A perfect example of Shook’s system might be Camacho, a freshman.

“I started wrestling in first grade,” said Camacho, who will take a 39-2 individual record into the Class LL meet this weekend at Trumbull. “In elementary school it was all fun, but then when I got to middle school it was serious. By the time I got to 8th grade, I knew what my goals were.”

And therein lies one of Danbury’s greatest advantages.

“They get freshmen who perform at the highest level and who are game ready,” Shaughnessy said. “Honestly, for us the battle is lost before high school.”

Coach Ricky Shook has built the Danbury wrestling program into one of the FCIAC's top sports dynasties. (Photo: Sue Hulse)

Coach Ricky Shook has built the Danbury wrestling program into one of the FCIAC’s top sports dynasties. (Photo: Sue Hulse)

Warde has certainly done its part in pushing Danbury over the years, especially since Shaughnessy took over in 1997. The Mustangs had a losing season that first year but not since. Under Shaughnessy, besides the one championship in 2010 the Mustangs have been runners-up to Danbury seven times during the last 10 years. Warde has also won the Class L state meet three times (2006, ’09 and ’10).

“Warde has been a great rivalry for us for 15 years,” Shook said. “They’re a good team every year and Jason is a good man and one of my best friends. They’re trying to catch us every year and to his credit he did it once.”

Shaughnessy can only imagine what their FCIAC championship banner might look like if Danbury wasn’t in the Mustangs’ way.

“Ricky is a good coach, a good manager and a good friend,” Shaughnessy said. “It’s all about structure. He has the youth program and the high school program in place, and he builds around that. Some teams are good for a couple of years but that’s not a program. It takes more than good athletes to maintain winning.”

Yes, even a freshman knows that.

“Continuing the dynasty is very important to us,” Camacho said. “There’s a lot of pressure on us but we have to keep it going. It’s a great feeder program as we’ve all been wrestling since elementary school, so we’re all dedicated to the sport. The more we wrestle, the more we love it. The more we love it the more dedicated we are. That’s what makes a dynasty.”

That, along with a few other things.

“A lot of hard work, getting everyone on one page and having a common goal right from elementary school does it,” Shook said. “We can’t have a lot of egos. It’s about pride. We talk about the history of the program every year. We have a great system — we have guys coaching kids in middle school who are products of our system. But we also have to have the right people and the right parents for it all to work.”
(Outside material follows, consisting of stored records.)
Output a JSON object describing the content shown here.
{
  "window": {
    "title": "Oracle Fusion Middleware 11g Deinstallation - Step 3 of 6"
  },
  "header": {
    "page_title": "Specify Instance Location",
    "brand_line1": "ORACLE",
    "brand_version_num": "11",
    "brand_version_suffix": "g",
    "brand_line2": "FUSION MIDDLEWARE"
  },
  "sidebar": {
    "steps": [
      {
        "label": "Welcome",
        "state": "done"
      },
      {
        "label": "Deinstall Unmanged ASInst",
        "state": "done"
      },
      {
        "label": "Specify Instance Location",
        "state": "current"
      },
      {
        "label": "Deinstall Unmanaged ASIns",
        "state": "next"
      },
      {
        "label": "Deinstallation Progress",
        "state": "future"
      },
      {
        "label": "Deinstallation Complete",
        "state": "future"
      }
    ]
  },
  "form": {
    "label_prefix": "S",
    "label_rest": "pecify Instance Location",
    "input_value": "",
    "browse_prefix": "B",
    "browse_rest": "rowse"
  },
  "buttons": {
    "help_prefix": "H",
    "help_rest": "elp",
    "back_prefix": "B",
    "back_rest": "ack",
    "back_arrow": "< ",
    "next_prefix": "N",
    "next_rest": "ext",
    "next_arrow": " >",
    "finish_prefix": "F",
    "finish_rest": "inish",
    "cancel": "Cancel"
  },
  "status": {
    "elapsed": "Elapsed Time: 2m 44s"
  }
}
And having that arch-rival pushing them every year doesn’t hurt, either.